Three diamond rings, described in this way: “What extraordinary love looks like.”
A red cell phone, and the accompanying line: “Color clips that match your outfit. Because the fashion police are always on duty.”
A Porsche with wings on it, flying above the earth, with this caption: “Infinity and Beyond.”
A pair of Nikes, along with this question: “Who says you can’t run away from your problems?”
A car, positioned on top of the ocean, with these words: “Drive where Our Saviour Walked.”
A BankAmericard, accompanied by this promise: “It’s All You Need: Almost.”
And these are just a sampling of the kinds of promises that we are asked to believe. So we work extra hours for this, accept a promotion because it will enable us to obtain that, and run ourselves ragged to obtain things what really won’t satisfy the deepest longings of our souls. “This is the way the world lives,” Jesus remarks. “These are lies and deceptions,” he suggests. Don’t believe them. The entangled life is a worldly life.

And finally, Jesus assures us that the entangled life is ultimately a wasted life (v. 31). In reality, rather than bringing us the contentment, meaning and acceptance that we all deeply long for, stuff gets in the way. Stuff is like that awful buildup of hair and grime that sometimes blocks the drain in the sink, tub or shower. You know what I am talking about, don’t you? You remove the drain cover, put your fingers in the pipe and pull out a handful of accumulated gunk. When you remove the blockage, the water flows quickly.

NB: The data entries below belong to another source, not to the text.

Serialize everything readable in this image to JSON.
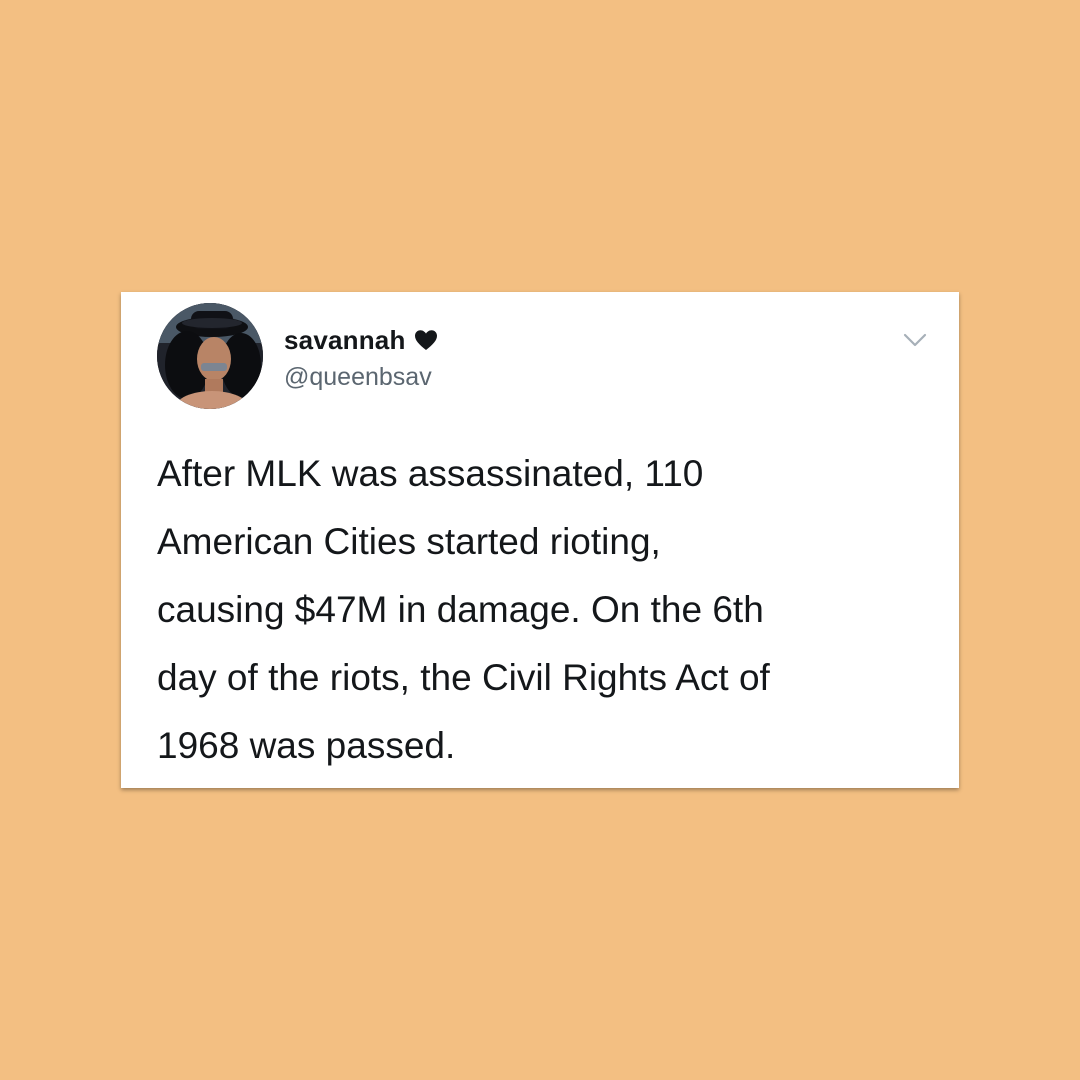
{
  "theme": {
    "background": "#f3bf82",
    "card_background": "#ffffff",
    "text_color": "#14171a",
    "handle_color": "#5b6670"
  },
  "tweet": {
    "user": {
      "display_name": "savannah",
      "name_icon": "heart-icon",
      "handle": "@queenbsav",
      "avatar": "profile-photo"
    },
    "menu_icon": "chevron-down-icon",
    "lines": [
      "After MLK was assassinated, 110",
      "American Cities started rioting,",
      "causing $47M in damage. On the 6th",
      "day of the riots, the Civil Rights Act of",
      "1968 was passed."
    ]
  }
}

That, Jesus reasons here, often describes the relationship between stuff and our spiritual lives. Rather than nurturing our souls and empowering us for Christian service, stuff preoccupies us, wearies us, and blocks the free-flowing movement of God’s Spirit in our lives. Perhaps God seems distant and his will for us vague and unclear. Or maybe God is calling some here to various forms of ministry—pastors, missionaries, bi-vocational workers in urban or third-world settings—but we’re too attached to stuff to ever imagine actually going. Or perhaps stuff, like hair in the drain, simply inhibits our living like Christ in the everyday situations that come our way. We’re so consumed by stuff that we can’t or won’t give generously to the church and people in need. We’re so overscheduled that a knock on the door is annoying, let alone the thought of having a new neighbor over for a meal. Clean out the drain, Jesus suggests here. Strive for his kingdom, and don’t worry about everything else. When we disentangle our lives from stuff, then, we open new channels through which God and his Spirit flow in and through us. This is largely what our 9th core value is all about.

Sniffles was crying in the yard a few weeks ago. With his rope entangled around a shrub and light post, he couldn’t move. So I went out and untangled the rope. When Sniffles realized that he was free, he wagged his tail and ran all around the yard. That’s what Jesus is talking about here in Luke 12:22-31. He wants to untangle us from worldly stuff so that we are free to move, breathe and really live in the power of his Spirit. And in what ways might he ask us to begin? Here are just a few, simple suggestions:
1. Name the world’s promises for what they are—lies.
2. Free up some breathing-room in your schedule—perhaps a half-hour or so a day—to think, smell a flower, read with the kids, or call a lonely neighbor.
3. Develop a spending plan, and live within your means. If you need help with this or your financial situation is already out of control, call the church and let us know. We have people here who can walk through this with you.
4. Go through your stuff at least once a year—you and your family—and give clothing, toys and other items that you no longer use to Salvation Army or New Hope Ministries.
5. Pray for the leaders of our congregation this week as we meet and talk about possible ways to simplify the life and ministries of our church.